Much has been written about Aleksandr Dugin; the warnings have been clear, but mostly ignored. Here's some reading to catch up on:

Tuesday, March 08, 2022

Ukraine 03

Let us stop pretending that the Ukraine war is a local affair. The repercussions of higher oil and gas prices, fertiliser costs and grain exports make this a global war, even if the bullets and bombs are as yet only killing people in one country. This is World War Three; we need to admit it.

Allegedly, a very long time ago, probably before the invention of writing, a man came down from a mountain with a slab of flattish rock on which were carved the words "Thou shalt not kill", probably not in English. It's always seemed a good rule of thumb to me so don't expect me to support shooting people, even Russians.

Another good rule of thumb is "don't pay money to people who kill other people, even if it's to buy stuff you really really want". In last years prices, the West has got into the habit of paying Russia about $300,000,000 per day. That's more than double the Russian military budget. We in the west are funding Putin's war.

Today the UK Business and Energy Secretary, Kwasi Kwarteng announced that:

Pathetic! This 'transition' will give Putin enough time to bomb every last building in Ukraine. 'Give the market, business supply chains more than enough time to replace Russian imports'? Why 'more than enough time'? They don't need any time. And if that means we have to have some energy rationing, so be it. At least we have houses that have not been bombed. A little inconvenience is survivable.

What will not be just a little inconvenience is the impact on global food prices when Russia fails to export grain and Ukraine fails to even grow any. This risks a collapse in the world's food supply chain in which the poorest of the global south will go hungry. The potential for famine is real and great, and could even dwarf the suffering in Ukraine itself. 

The war is global and we must all consider ourselves at war, sharing in the hurt and sharing in the effort to ensure it ends quickly. The least we can do is to manage without imports from Russia, We will then, and only then, cease to be funding Putin's war.

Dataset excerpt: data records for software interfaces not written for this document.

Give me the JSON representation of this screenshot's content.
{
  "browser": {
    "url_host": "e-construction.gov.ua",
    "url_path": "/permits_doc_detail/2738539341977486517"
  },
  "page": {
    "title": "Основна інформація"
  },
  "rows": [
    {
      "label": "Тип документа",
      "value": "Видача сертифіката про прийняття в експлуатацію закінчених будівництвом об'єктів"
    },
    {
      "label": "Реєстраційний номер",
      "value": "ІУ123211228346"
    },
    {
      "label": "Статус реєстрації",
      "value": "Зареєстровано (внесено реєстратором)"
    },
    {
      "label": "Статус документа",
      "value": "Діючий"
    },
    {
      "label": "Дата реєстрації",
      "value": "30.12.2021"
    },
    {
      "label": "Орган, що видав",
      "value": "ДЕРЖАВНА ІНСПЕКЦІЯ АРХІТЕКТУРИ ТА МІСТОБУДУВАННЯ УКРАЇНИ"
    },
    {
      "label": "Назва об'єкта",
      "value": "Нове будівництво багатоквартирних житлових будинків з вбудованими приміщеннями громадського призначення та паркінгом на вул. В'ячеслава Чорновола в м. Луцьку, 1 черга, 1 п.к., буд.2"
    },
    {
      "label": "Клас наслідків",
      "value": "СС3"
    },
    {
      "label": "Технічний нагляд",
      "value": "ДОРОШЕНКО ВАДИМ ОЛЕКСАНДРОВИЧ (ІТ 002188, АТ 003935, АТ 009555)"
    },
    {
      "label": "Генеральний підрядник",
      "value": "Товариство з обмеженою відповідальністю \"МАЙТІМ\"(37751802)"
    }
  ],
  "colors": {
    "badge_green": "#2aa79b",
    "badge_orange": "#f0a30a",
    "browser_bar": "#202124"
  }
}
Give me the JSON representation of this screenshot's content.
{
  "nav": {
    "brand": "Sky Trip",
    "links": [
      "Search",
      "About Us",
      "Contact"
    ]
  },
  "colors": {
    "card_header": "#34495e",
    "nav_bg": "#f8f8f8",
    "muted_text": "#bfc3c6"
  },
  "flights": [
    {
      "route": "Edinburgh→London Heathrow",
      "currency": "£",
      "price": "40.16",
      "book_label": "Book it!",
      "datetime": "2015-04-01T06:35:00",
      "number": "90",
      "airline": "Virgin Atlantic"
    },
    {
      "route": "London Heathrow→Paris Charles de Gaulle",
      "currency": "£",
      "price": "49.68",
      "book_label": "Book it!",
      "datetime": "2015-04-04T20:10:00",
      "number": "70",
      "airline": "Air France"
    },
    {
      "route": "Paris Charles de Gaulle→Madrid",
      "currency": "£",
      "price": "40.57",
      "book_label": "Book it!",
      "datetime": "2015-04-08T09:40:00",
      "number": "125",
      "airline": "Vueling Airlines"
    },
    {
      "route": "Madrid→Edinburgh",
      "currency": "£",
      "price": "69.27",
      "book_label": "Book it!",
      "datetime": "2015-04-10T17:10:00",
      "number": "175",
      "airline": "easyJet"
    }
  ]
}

Wednesday, March 02, 2022

Ukraine 02

With energy prices having risen a long way through 2021 and now rising faster still, and long term contracts only indirectly reflecting the spot prices, it's hard to know just how much western countries are paying Russia for their oil and gas imports, but a conservative estimate puts it around half a billion dollars per day, over $150 billion annually. To put that in perspective, Russia's annual expenditure on its military is around $60 billion.

We are paying Russia more than twice what they spend on their armed forces.

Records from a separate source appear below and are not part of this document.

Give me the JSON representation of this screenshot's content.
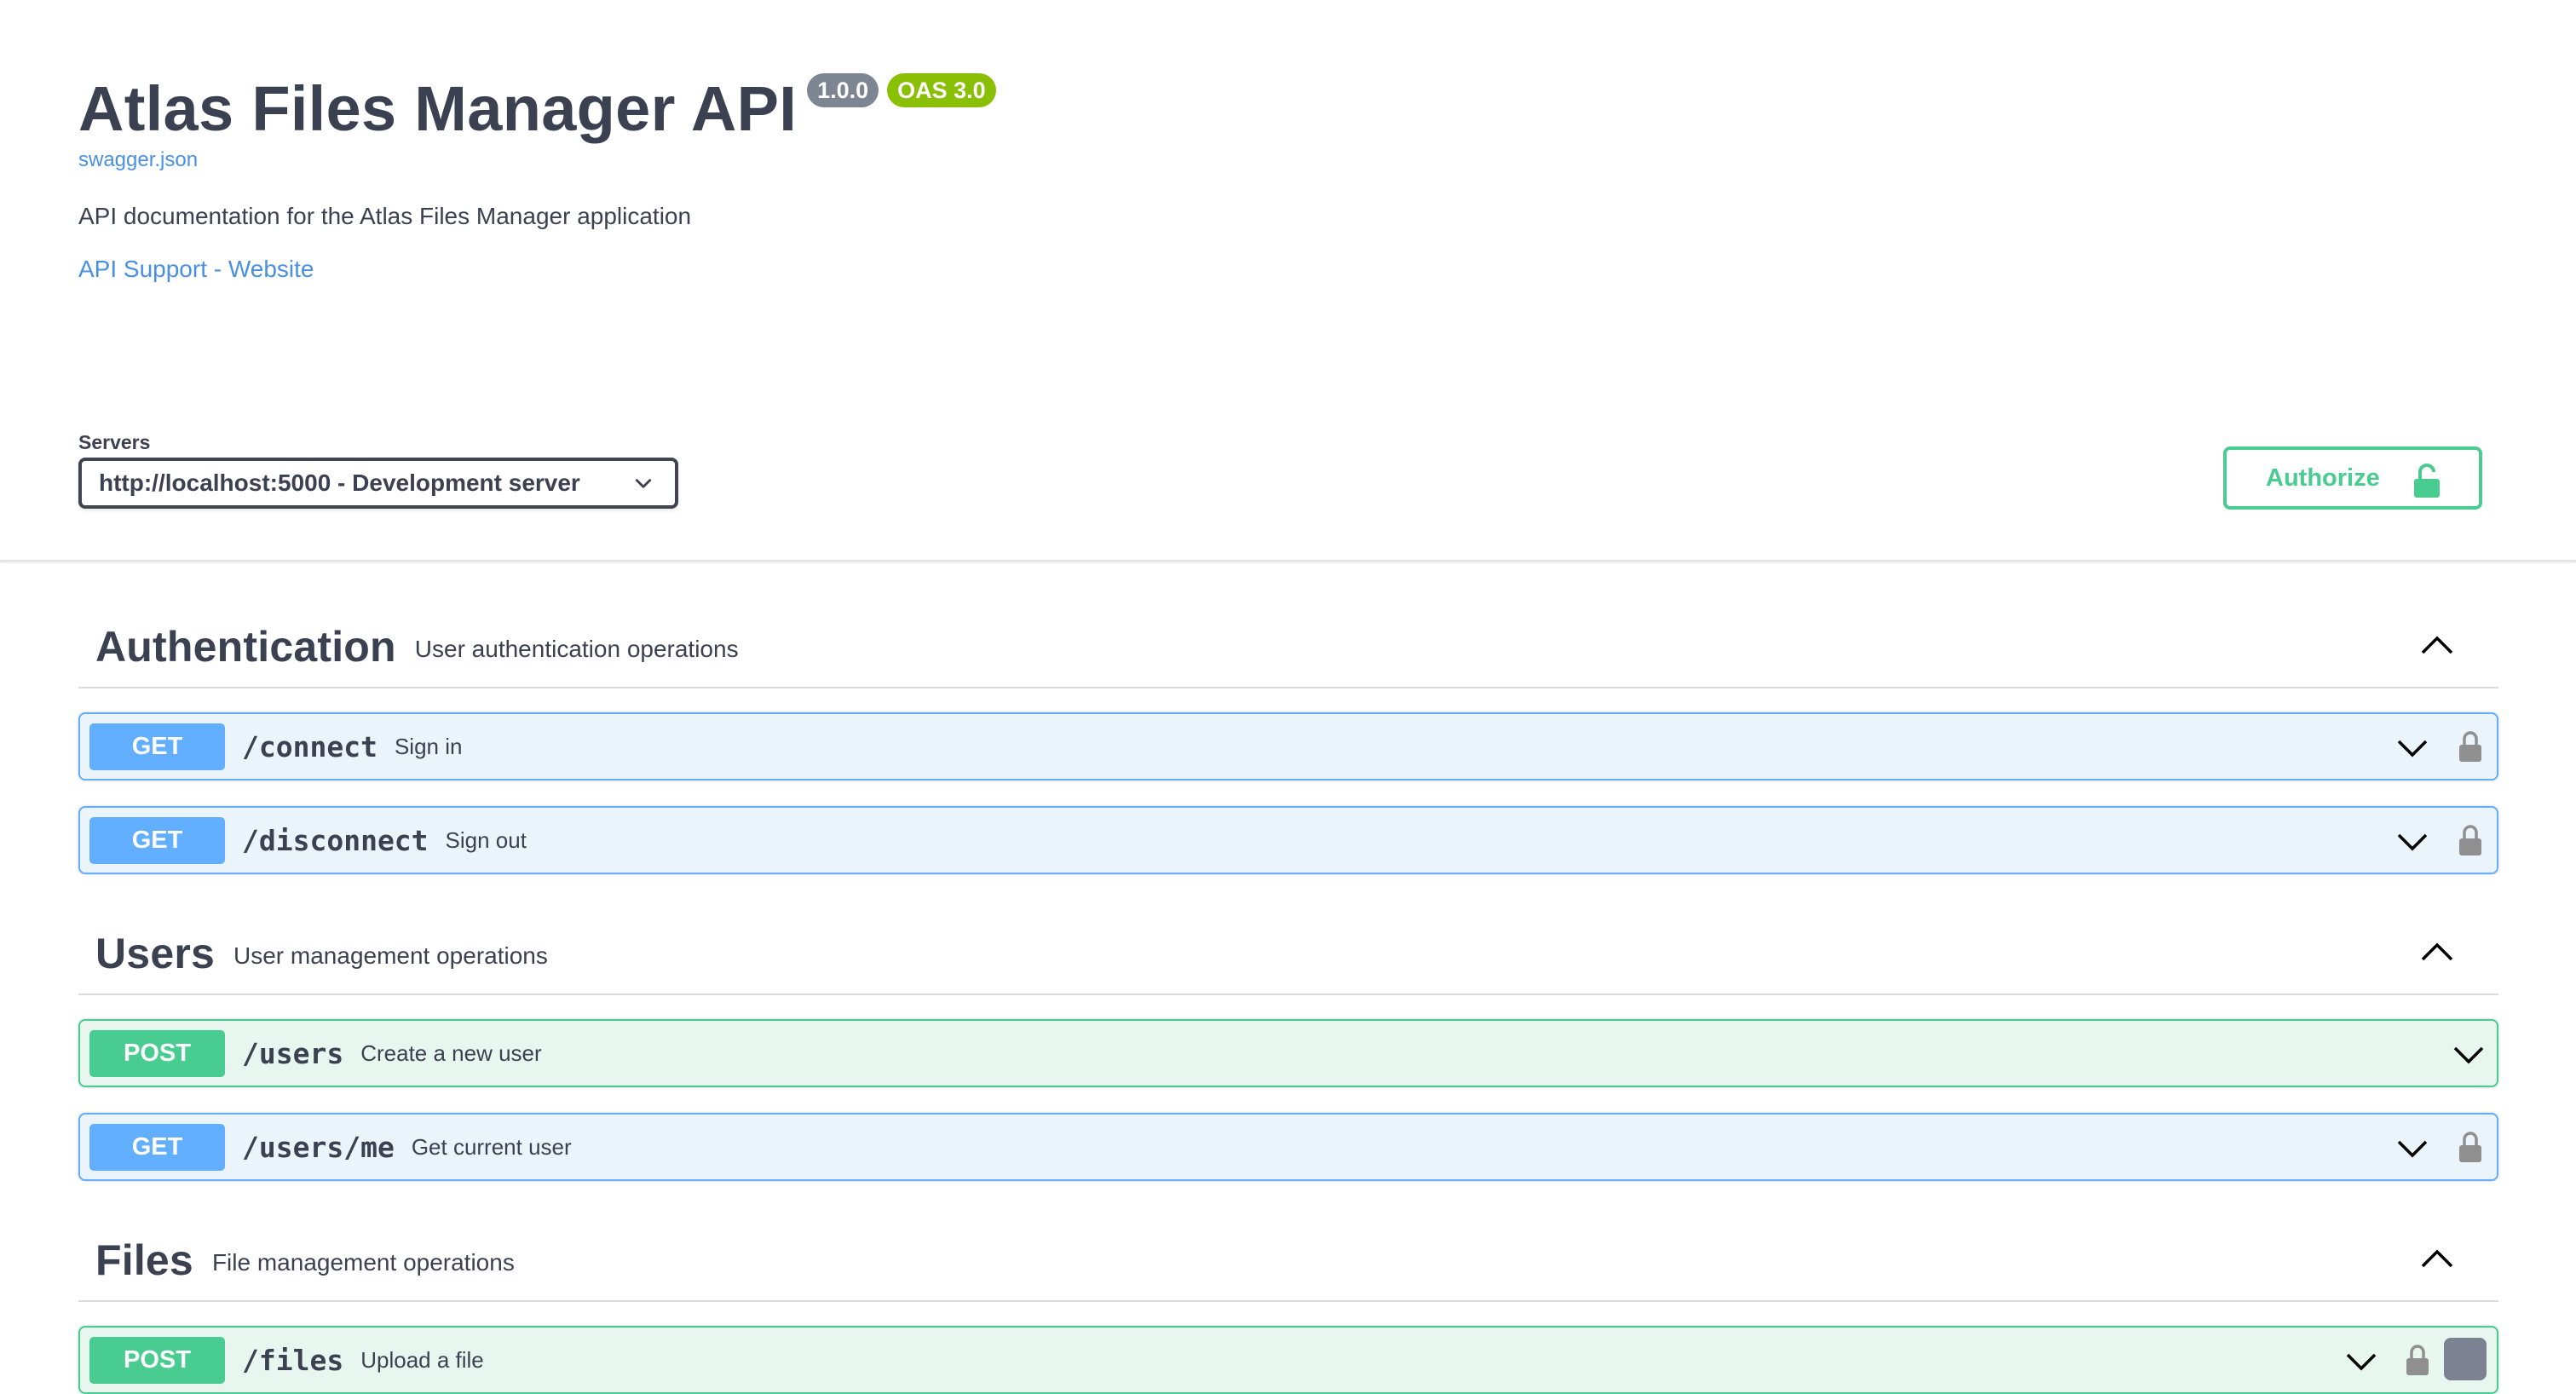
{
  "info": {
    "title": "Atlas Files Manager API",
    "version_badge": "1.0.0",
    "oas_badge": "OAS 3.0",
    "spec_link": "swagger.json",
    "description": "API documentation for the Atlas Files Manager application",
    "support_link": "API Support - Website"
  },
  "servers": {
    "label": "Servers",
    "selected": "http://localhost:5000 - Development server"
  },
  "authorize": {
    "label": "Authorize"
  },
  "colors": {
    "get": "#61affe",
    "post": "#49cc90",
    "link": "#4990e2",
    "text": "#3b4151"
  },
  "tags": [
    {
      "name": "Authentication",
      "description": "User authentication operations",
      "operations": [
        {
          "method": "GET",
          "path": "/connect",
          "summary": "Sign in",
          "locked": true
        },
        {
          "method": "GET",
          "path": "/disconnect",
          "summary": "Sign out",
          "locked": true
        }
      ]
    },
    {
      "name": "Users",
      "description": "User management operations",
      "operations": [
        {
          "method": "POST",
          "path": "/users",
          "summary": "Create a new user",
          "locked": false
        },
        {
          "method": "GET",
          "path": "/users/me",
          "summary": "Get current user",
          "locked": true
        }
      ]
    },
    {
      "name": "Files",
      "description": "File management operations",
      "operations": [
        {
          "method": "POST",
          "path": "/files",
          "summary": "Upload a file",
          "locked": true
        }
      ]
    }
  ]
}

Governments fret about money held by oligarchs and create restrictions on air travel; civil society and business reduce sporting and cultural contact and withdraw from investments. But all this is detail, irritations that Putin will have factored in to his diabolical scheme. The big one is an embargo on energy imports. 

Western governments, perhaps unsurprisingly, are reluctant to plug the pipelines, fearing that energy prices will soar and real shortages will occur. A friend of mine just commented "For millions of people gas or oil is their only source of heating in the EU". I replied "For millions of people their home is their only home and the Russians are bombing it".

It's good and kind that people are donating their stuff and their money to help Ukrainians, but the real difference we can make is to stop buying their gas and oil. Governments must see to an embargo, but while they look for the political support to act we can show them by using less ourselves. That sends two signals, one to government, to indicate public support for action, and another to the market to reduce the price by lowering demand, and incidentally giving some relief to those least able to afford expensive energy.

We should turn down our thermostats and reduce our travel. That may be hard for some but nothing in comparison to the suffering in Ukraine. If we want to stand with the Ukrainians, as slogans and headlines proclaim, then we need to share the pain and stop benefitting from Russian energy imports.

And, in case it slipped from your attention, there's a Climate Crisis. We'd best get used to not using gas and oil.